A Critical Review of Dior’s New Release “Sauvage Elixir”
This past week, Christian Dior released Sauvage Elixir into the Canadian market. Back on July 11th, we posted a photo on our Instagram breaking the news about the new release by Dior. As everyone and their grandmother know about Sauvage and its mystical essence, this release was drummed up to be something special.
The release drew curiosity from consumers as employees in stores were telling two different stories. From some, we heard that Elixir is a tremendous scent and was blended to be worn on its own. Whilst others were told that Elixir was meant to be layered with existing Sauvages.
For the benefit of the viewer, I tried both of these methods. But first, the basics.
Sauvage Elixir’s note breakdown has been updated since the news broke. The top contains Cinnamon, Nutmeg, Cardamom and Grapefruit. In the middle is Lavender, and the bottom consists of Sandalwood, Licorice, Amber, Patchouli and Haitian Vetiver.
The bottle is currently only available in a 60ml size and retails for $155 USD. Elixir’s bottle design is short and stout, with a blue lacquered finish and a cap that mirrors previous Sauvage releases.
After listening to all the hype that was produced by this release, I was excited about something that was supposed to be remarkable. What I received was a fragrance that seemed to derive from Axe Fresh with a small dose of a woodsy accord. In essence, this release is very generic.
Lavender and Grapefruit work harmoniously with the dirtier notes of Sandalwood, Patchouli and Vetiver. The overall aroma of the scent was very disappointing as it was simply fresh and clean.
As it is a flanker of arguably the most popular scent from the last five years, we as consumers expected more. By no means is the scent poor as Dior released a scent that will be crowd-pleasing for a long time to come! I expected more unique features from a scent that was highly touted for such a prolonged period of time.
However, the narrative changes once layered with Sauvage EDT. Once utilized together, the best aspects of each scent seem to merge and project an aroma that is simply superior to its peers.
The freshness and floral accord of the EDT fuse with the dense woodsy notes in order to create the shower gel scent to end all. After about 14 hours, the combination lingered on my hand with projection concluding at around the three-hour mark.
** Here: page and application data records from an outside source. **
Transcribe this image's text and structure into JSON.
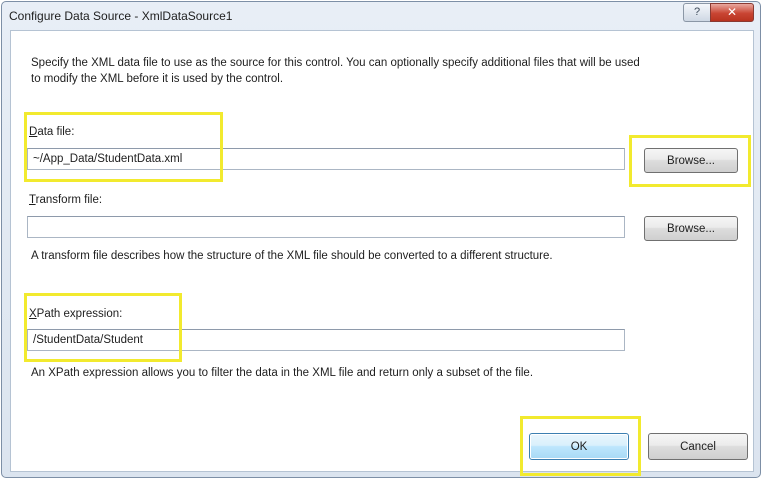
{
  "window": {
    "title": "Configure Data Source - XmlDataSource1",
    "help_glyph": "?",
    "close_glyph": "✕"
  },
  "intro": {
    "line1": "Specify the XML data file to use as the source for this control. You can optionally specify additional files that will be used",
    "line2": "to modify the XML before it is used by the control."
  },
  "data_file": {
    "label_mnemonic": "D",
    "label_rest": "ata file:",
    "value": "~/App_Data/StudentData.xml",
    "browse_label": "Browse..."
  },
  "transform_file": {
    "label_mnemonic": "T",
    "label_rest": "ransform file:",
    "value": "",
    "browse_label": "Browse...",
    "hint": "A transform file describes how the structure of the XML file should be converted to a different structure."
  },
  "xpath": {
    "label_mnemonic": "X",
    "label_rest": "Path expression:",
    "value": "/StudentData/Student",
    "hint": "An XPath expression allows you to filter the data in the XML file and return only a subset of the file."
  },
  "footer": {
    "ok_label": "OK",
    "cancel_label": "Cancel"
  },
  "colors": {
    "highlight": "#f2ea2e",
    "default_button_border": "#3c7fb1",
    "close_button": "#c94533"
  }
}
I was in disbelief to see a scent that was so disappointing transform into something so exceptional. In my best description, the fragrance oozes sex appeal with its use of fresh citrus’ and neat florals. The back end is held up by the Ambroxan and Cedar from the EDT, whilst consolidating with Sandalwood.
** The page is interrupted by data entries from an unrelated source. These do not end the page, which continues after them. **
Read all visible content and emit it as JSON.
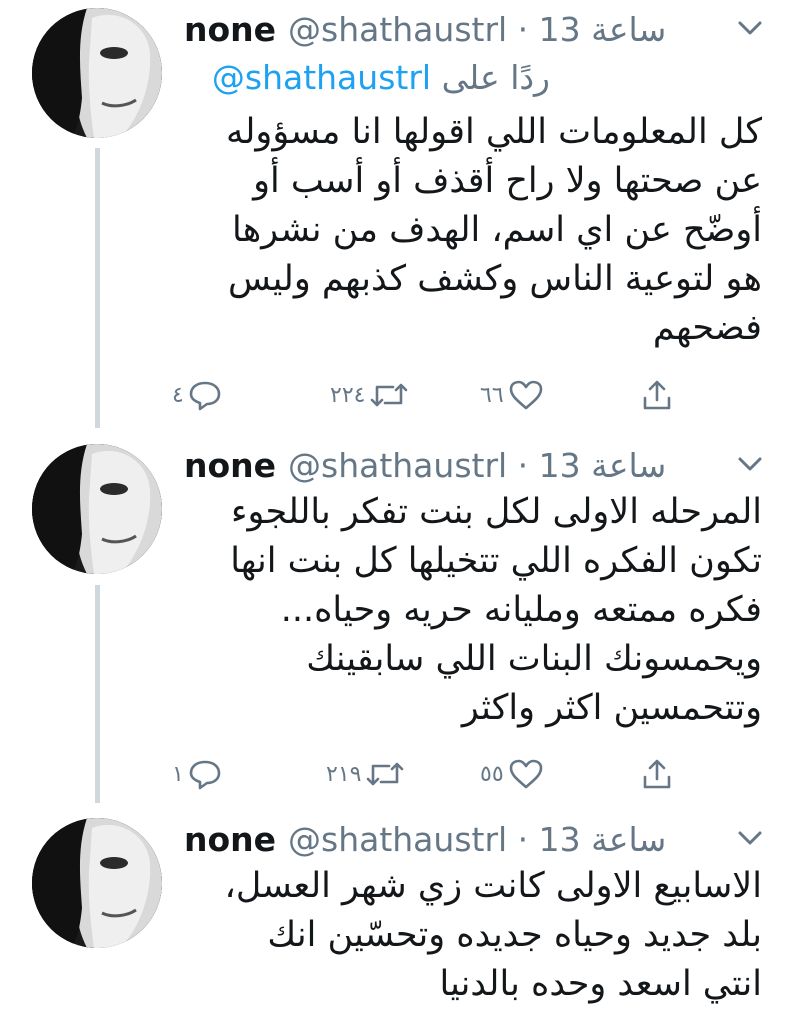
{
  "tweets": [
    {
      "display_name": "none",
      "handle_time": "@shathaustrl · 13 ساعة",
      "reply_prefix": "ردًا على",
      "reply_mention": "@shathaustrl",
      "text": "كل المعلومات اللي اقولها انا مسؤوله\nعن صحتها ولا راح أقذف أو أسب أو\nأوضّح عن اي اسم، الهدف من نشرها\nهو لتوعية الناس وكشف كذبهم وليس\nفضحهم",
      "replies": "٤",
      "retweets": "٢٢٤",
      "likes": "٦٦"
    },
    {
      "display_name": "none",
      "handle_time": "@shathaustrl · 13 ساعة",
      "text": "المرحله الاولى لكل بنت تفكر باللجوء\nتكون الفكره اللي تتخيلها كل بنت انها\nفكره ممتعه ومليانه حريه وحياه...\nويحمسونك البنات اللي سابقينك\nوتتحمسين اكثر واكثر",
      "replies": "١",
      "retweets": "٢١٩",
      "likes": "٥٥"
    },
    {
      "display_name": "none",
      "handle_time": "@shathaustrl · 13 ساعة",
      "text": "الاسابيع الاولى كانت زي شهر العسل،\nبلد جديد وحياه جديده وتحسّين انك\nانتي اسعد وحده بالدنيا"
    }
  ],
  "icons": {
    "reply": "reply-icon",
    "retweet": "retweet-icon",
    "like": "heart-icon",
    "share": "share-icon",
    "more": "chevron-down-icon"
  },
  "colors": {
    "text": "#14171a",
    "muted": "#657786",
    "link": "#1da1f2",
    "thread_line": "#cfd8dc"
  }
}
Dior Sauvage Elixir is worth buying but, I would only recommend it if you are looking to only have one blue fragrance in your collection or you intend to layer it with a previous version of Sauvage. For fragrance collectors, Elixir is redundant to Bleu de Chanel and other impeccable blue scents. The scent on its own is simply elementary and unsatisfying.